### Exercise objective
Please write out the entire listing below exactly, excluding its pictures.

### The records

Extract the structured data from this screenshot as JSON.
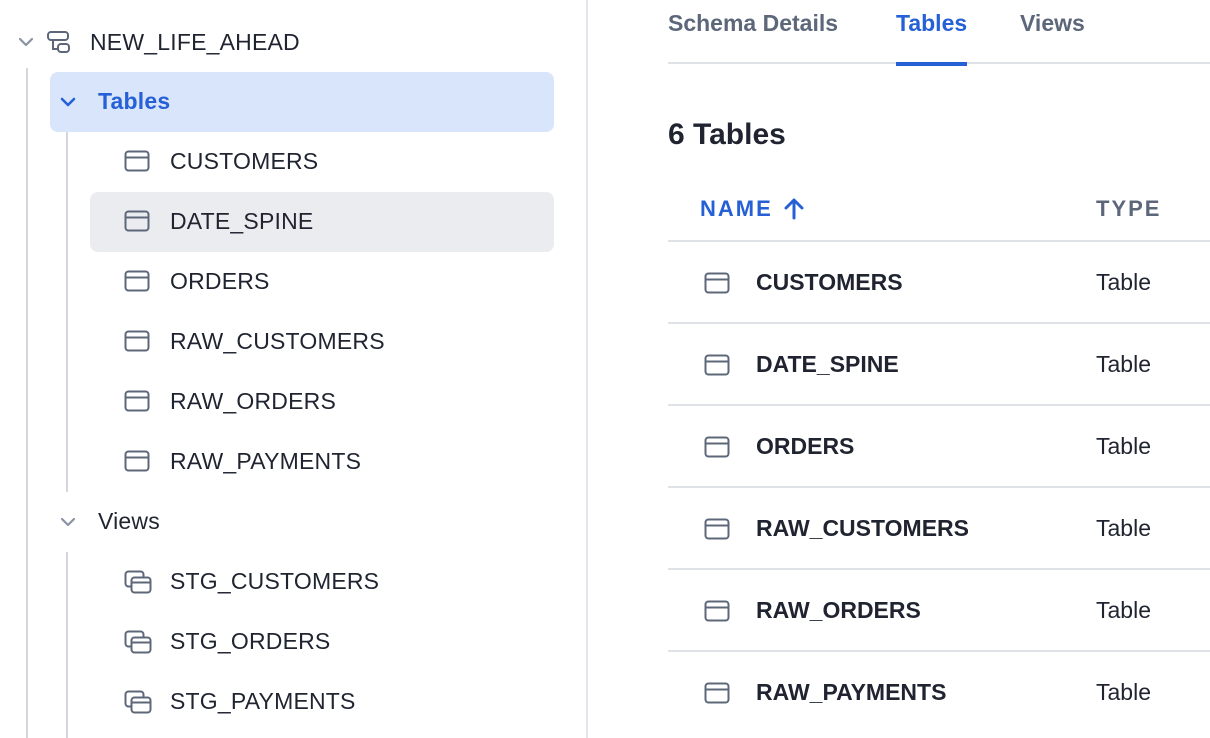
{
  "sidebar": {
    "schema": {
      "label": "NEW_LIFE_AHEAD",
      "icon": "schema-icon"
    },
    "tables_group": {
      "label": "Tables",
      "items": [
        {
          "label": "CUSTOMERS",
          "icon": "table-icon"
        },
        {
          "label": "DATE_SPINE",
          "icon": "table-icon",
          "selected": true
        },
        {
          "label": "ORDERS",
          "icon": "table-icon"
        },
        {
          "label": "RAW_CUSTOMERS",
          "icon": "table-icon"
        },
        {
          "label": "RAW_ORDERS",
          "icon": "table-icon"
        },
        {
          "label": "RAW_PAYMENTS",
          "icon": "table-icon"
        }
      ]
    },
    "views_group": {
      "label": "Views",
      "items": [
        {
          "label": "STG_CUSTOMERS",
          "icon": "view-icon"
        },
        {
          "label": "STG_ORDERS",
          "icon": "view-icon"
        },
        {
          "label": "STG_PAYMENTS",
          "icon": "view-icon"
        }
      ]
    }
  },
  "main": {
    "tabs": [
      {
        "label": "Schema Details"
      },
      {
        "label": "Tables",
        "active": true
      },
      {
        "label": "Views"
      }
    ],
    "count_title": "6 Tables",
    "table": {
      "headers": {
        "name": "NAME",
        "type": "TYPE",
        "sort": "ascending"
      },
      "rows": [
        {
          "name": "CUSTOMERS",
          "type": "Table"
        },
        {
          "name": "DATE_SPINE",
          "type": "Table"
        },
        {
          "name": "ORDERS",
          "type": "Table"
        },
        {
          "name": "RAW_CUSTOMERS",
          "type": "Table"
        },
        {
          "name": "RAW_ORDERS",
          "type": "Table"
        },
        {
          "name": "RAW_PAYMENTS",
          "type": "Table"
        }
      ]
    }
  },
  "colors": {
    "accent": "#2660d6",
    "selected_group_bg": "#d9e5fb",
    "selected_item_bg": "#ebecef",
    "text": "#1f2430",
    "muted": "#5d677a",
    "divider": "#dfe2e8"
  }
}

### Output below
Extract the structured data from this screenshot as JSON.
{
  "sidebar": {
    "schema": {
      "label": "NEW_LIFE_AHEAD",
      "icon": "schema-icon"
    },
    "tables_group": {
      "label": "Tables",
      "items": [
        {
          "label": "CUSTOMERS",
          "icon": "table-icon"
        },
        {
          "label": "DATE_SPINE",
          "icon": "table-icon",
          "selected": true
        },
        {
          "label": "ORDERS",
          "icon": "table-icon"
        },
        {
          "label": "RAW_CUSTOMERS",
          "icon": "table-icon"
        },
        {
          "label": "RAW_ORDERS",
          "icon": "table-icon"
        },
        {
          "label": "RAW_PAYMENTS",
          "icon": "table-icon"
        }
      ]
    },
    "views_group": {
      "label": "Views",
      "items": [
        {
          "label": "STG_CUSTOMERS",
          "icon": "view-icon"
        },
        {
          "label": "STG_ORDERS",
          "icon": "view-icon"
        },
        {
          "label": "STG_PAYMENTS",
          "icon": "view-icon"
        }
      ]
    }
  },
  "main": {
    "tabs": [
      {
        "label": "Schema Details"
      },
      {
        "label": "Tables",
        "active": true
      },
      {
        "label": "Views"
      }
    ],
    "count_title": "6 Tables",
    "table": {
      "headers": {
        "name": "NAME",
        "type": "TYPE",
        "sort": "ascending"
      },
      "rows": [
        {
          "name": "CUSTOMERS",
          "type": "Table"
        },
        {
          "name": "DATE_SPINE",
          "type": "Table"
        },
        {
          "name": "ORDERS",
          "type": "Table"
        },
        {
          "name": "RAW_CUSTOMERS",
          "type": "Table"
        },
        {
          "name": "RAW_ORDERS",
          "type": "Table"
        },
        {
          "name": "RAW_PAYMENTS",
          "type": "Table"
        }
      ]
    }
  },
  "colors": {
    "accent": "#2660d6",
    "selected_group_bg": "#d9e5fb",
    "selected_item_bg": "#ebecef",
    "text": "#1f2430",
    "muted": "#5d677a",
    "divider": "#dfe2e8"
  }
}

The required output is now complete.